WASHINGTON—Sales of existing homes rose to their highest level in more than nine years and prices climbed to a new peak in May, the latest sign of rising demand amid steady job creation and low interest rates.
Sales climbed 1.8% in May from the prior month to a seasonally adjusted annual rate of 5.53 million, the National Association of Realtors said Wednesday. That was the strongest pace since February 2007. April’s sales figure was revised down to 5.43 million.
The national median sale price for a previously owned home, meanwhile, was $239,700, up 4.7% from a year earlier and the highest figure recorded by the Realtors’ group. Home prices are rising faster than wages across much of the U.S., potentially damping sales.
“Low inventory, especially for starter and tradeup homes, continues to stifle home sales activity,” said Ralph McLaughlin, chief economist at real estate website Trulia. “Finding a home is increasingly a challenge for both first and second-time homebuyers.”
Demand for homes has been especially strong as more Americans find work, wages edge higher and mortgage rates remain historically low. But home builders haven’t been keeping up, raising questions about future gains for the market.

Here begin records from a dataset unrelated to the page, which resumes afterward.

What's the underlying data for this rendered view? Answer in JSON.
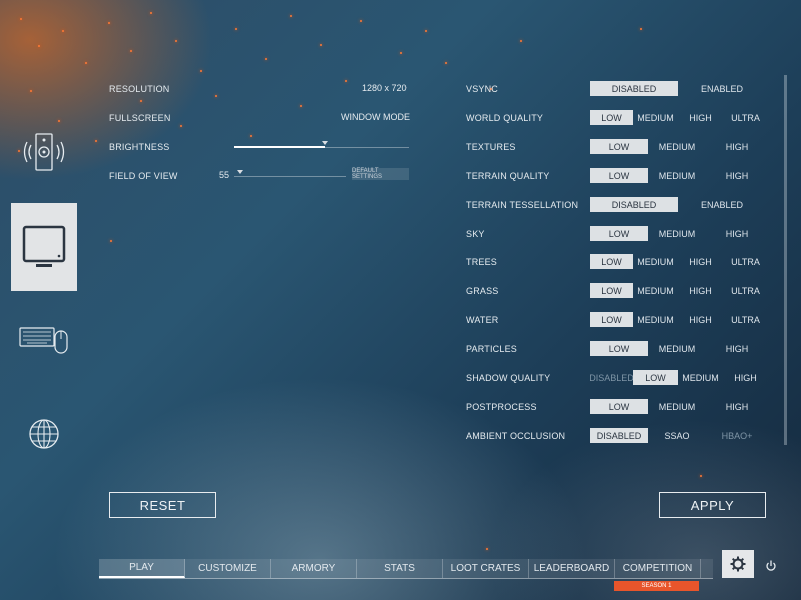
{
  "left_settings": {
    "resolution": {
      "label": "RESOLUTION",
      "value": "1280 x 720"
    },
    "fullscreen": {
      "label": "FULLSCREEN",
      "value": "WINDOW MODE"
    },
    "brightness": {
      "label": "BRIGHTNESS",
      "level": 0.52
    },
    "field_of_view": {
      "label": "FIELD OF VIEW",
      "value": "55",
      "level": 0.05
    },
    "default_settings_label": "DEFAULT SETTINGS"
  },
  "graphics": [
    {
      "label": "VSYNC",
      "options": [
        "DISABLED",
        "ENABLED"
      ],
      "selected": 0,
      "disabled": []
    },
    {
      "label": "WORLD QUALITY",
      "options": [
        "LOW",
        "MEDIUM",
        "HIGH",
        "ULTRA"
      ],
      "selected": 0,
      "disabled": []
    },
    {
      "label": "TEXTURES",
      "options": [
        "LOW",
        "MEDIUM",
        "HIGH"
      ],
      "selected": 0,
      "disabled": []
    },
    {
      "label": "TERRAIN QUALITY",
      "options": [
        "LOW",
        "MEDIUM",
        "HIGH"
      ],
      "selected": 0,
      "disabled": []
    },
    {
      "label": "TERRAIN TESSELLATION",
      "options": [
        "DISABLED",
        "ENABLED"
      ],
      "selected": 0,
      "disabled": []
    },
    {
      "label": "SKY",
      "options": [
        "LOW",
        "MEDIUM",
        "HIGH"
      ],
      "selected": 0,
      "disabled": []
    },
    {
      "label": "TREES",
      "options": [
        "LOW",
        "MEDIUM",
        "HIGH",
        "ULTRA"
      ],
      "selected": 0,
      "disabled": []
    },
    {
      "label": "GRASS",
      "options": [
        "LOW",
        "MEDIUM",
        "HIGH",
        "ULTRA"
      ],
      "selected": 0,
      "disabled": []
    },
    {
      "label": "WATER",
      "options": [
        "LOW",
        "MEDIUM",
        "HIGH",
        "ULTRA"
      ],
      "selected": 0,
      "disabled": []
    },
    {
      "label": "PARTICLES",
      "options": [
        "LOW",
        "MEDIUM",
        "HIGH"
      ],
      "selected": 0,
      "disabled": []
    },
    {
      "label": "SHADOW QUALITY",
      "options": [
        "DISABLED",
        "LOW",
        "MEDIUM",
        "HIGH"
      ],
      "selected": 1,
      "disabled": [
        0
      ]
    },
    {
      "label": "POSTPROCESS",
      "options": [
        "LOW",
        "MEDIUM",
        "HIGH"
      ],
      "selected": 0,
      "disabled": []
    },
    {
      "label": "AMBIENT OCCLUSION",
      "options": [
        "DISABLED",
        "SSAO",
        "HBAO+"
      ],
      "selected": 0,
      "disabled": [
        2
      ]
    }
  ],
  "buttons": {
    "reset": "RESET",
    "apply": "APPLY"
  },
  "tabs": [
    "PLAY",
    "CUSTOMIZE",
    "ARMORY",
    "STATS",
    "LOOT CRATES",
    "LEADERBOARD",
    "COMPETITION"
  ],
  "active_tab": 0,
  "season_badge": "SEASON 1",
  "nav_icons": [
    "speaker-icon",
    "monitor-icon",
    "keyboard-mouse-icon",
    "globe-icon"
  ],
  "colors": {
    "accent": "#e8552b",
    "selected": "#dde1e4"
  }
}
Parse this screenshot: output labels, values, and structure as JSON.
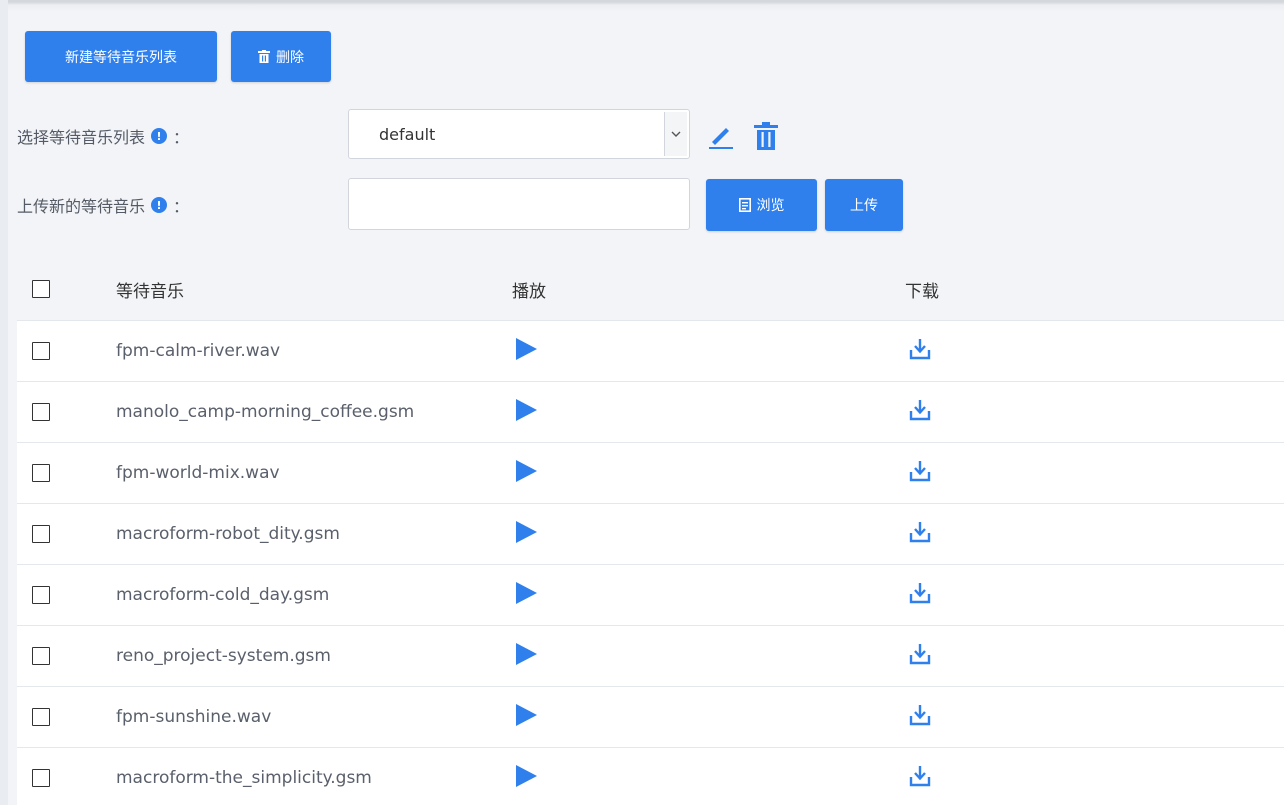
{
  "toolbar": {
    "new_list_label": "新建等待音乐列表",
    "delete_label": "删除"
  },
  "form": {
    "select_list_label": "选择等待音乐列表",
    "select_value": "default",
    "upload_label": "上传新的等待音乐",
    "upload_input_value": "",
    "browse_label": "浏览",
    "upload_button_label": "上传",
    "colon": "："
  },
  "table": {
    "headers": {
      "name": "等待音乐",
      "play": "播放",
      "download": "下载"
    },
    "rows": [
      {
        "name": "fpm-calm-river.wav"
      },
      {
        "name": "manolo_camp-morning_coffee.gsm"
      },
      {
        "name": "fpm-world-mix.wav"
      },
      {
        "name": "macroform-robot_dity.gsm"
      },
      {
        "name": "macroform-cold_day.gsm"
      },
      {
        "name": "reno_project-system.gsm"
      },
      {
        "name": "fpm-sunshine.wav"
      },
      {
        "name": "macroform-the_simplicity.gsm"
      }
    ]
  },
  "icons": {
    "info": "info-icon",
    "edit": "pencil-icon",
    "delete": "trash-icon",
    "browse": "file-icon",
    "play": "play-icon",
    "download": "download-icon"
  },
  "colors": {
    "accent": "#2f80ed",
    "background": "#f2f4f7"
  }
}
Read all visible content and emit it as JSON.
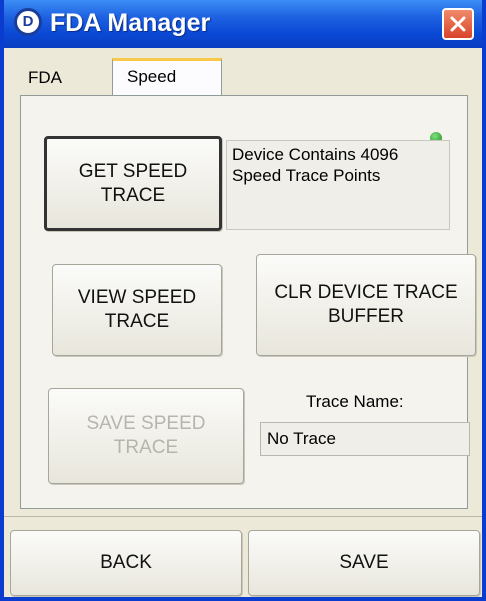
{
  "window": {
    "title": "FDA Manager",
    "icon_name": "device-d-icon",
    "icon_letter": "D",
    "close_icon": "close-icon"
  },
  "tabs": [
    {
      "label": "FDA",
      "active": false
    },
    {
      "label": "Speed",
      "active": true
    }
  ],
  "status_indicator": {
    "color": "#2e9e2e",
    "icon": "green-status-led-icon"
  },
  "buttons": {
    "get_speed_trace": "GET SPEED\nTRACE",
    "view_speed_trace": "VIEW SPEED\nTRACE",
    "clr_device_trace_buffer": "CLR DEVICE TRACE\nBUFFER",
    "save_speed_trace": "SAVE SPEED\nTRACE",
    "back": "BACK",
    "save": "SAVE"
  },
  "device_info": "Device Contains 4096\nSpeed Trace Points",
  "trace_name": {
    "label": "Trace Name:",
    "value": "No Trace"
  },
  "colors": {
    "titlebar": "#0a49d5",
    "close_button": "#d9432a",
    "disabled_text": "#b6b5ac"
  }
}
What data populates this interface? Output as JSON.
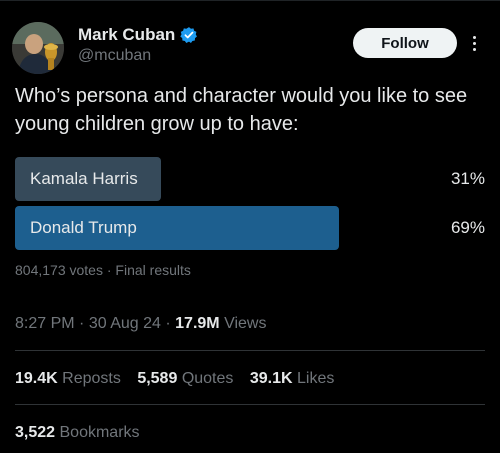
{
  "author": {
    "display_name": "Mark Cuban",
    "handle": "@mcuban",
    "verified": true,
    "avatar_icon": "profile-photo"
  },
  "header": {
    "follow_label": "Follow",
    "more_icon": "more-vertical-icon"
  },
  "tweet": {
    "text": "Who’s persona and character would you like to see young children grow up to have:"
  },
  "poll": {
    "options": [
      {
        "label": "Kamala Harris",
        "percent_text": "31%",
        "percent": 31,
        "winner": false
      },
      {
        "label": "Donald Trump",
        "percent_text": "69%",
        "percent": 69,
        "winner": true
      }
    ],
    "votes": "804,173 votes",
    "separator": "·",
    "status": "Final results"
  },
  "meta": {
    "time": "8:27 PM",
    "date": "30 Aug 24",
    "separator": "·",
    "views_count": "17.9M",
    "views_label": "Views"
  },
  "stats": {
    "reposts_count": "19.4K",
    "reposts_label": "Reposts",
    "quotes_count": "5,589",
    "quotes_label": "Quotes",
    "likes_count": "39.1K",
    "likes_label": "Likes",
    "bookmarks_count": "3,522",
    "bookmarks_label": "Bookmarks"
  },
  "colors": {
    "background": "#000000",
    "text_primary": "#e7e9ea",
    "text_secondary": "#71767b",
    "poll_bar_default": "#364a5a",
    "poll_bar_winner": "#1d5f8f",
    "verified_badge": "#1d9bf0",
    "divider": "#2f3336"
  }
}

Existing homes make up roughly 90% of the housing market while new-home sales account for the remaining share. In 2015, existing-home sales came in at a pace of 5.25 million, the highest level since 2006. NAR predicts the pace of existing-home sales to rise further this year. Before Wednesday’s release, the group was forecasting a 3% gain to 5.41 million.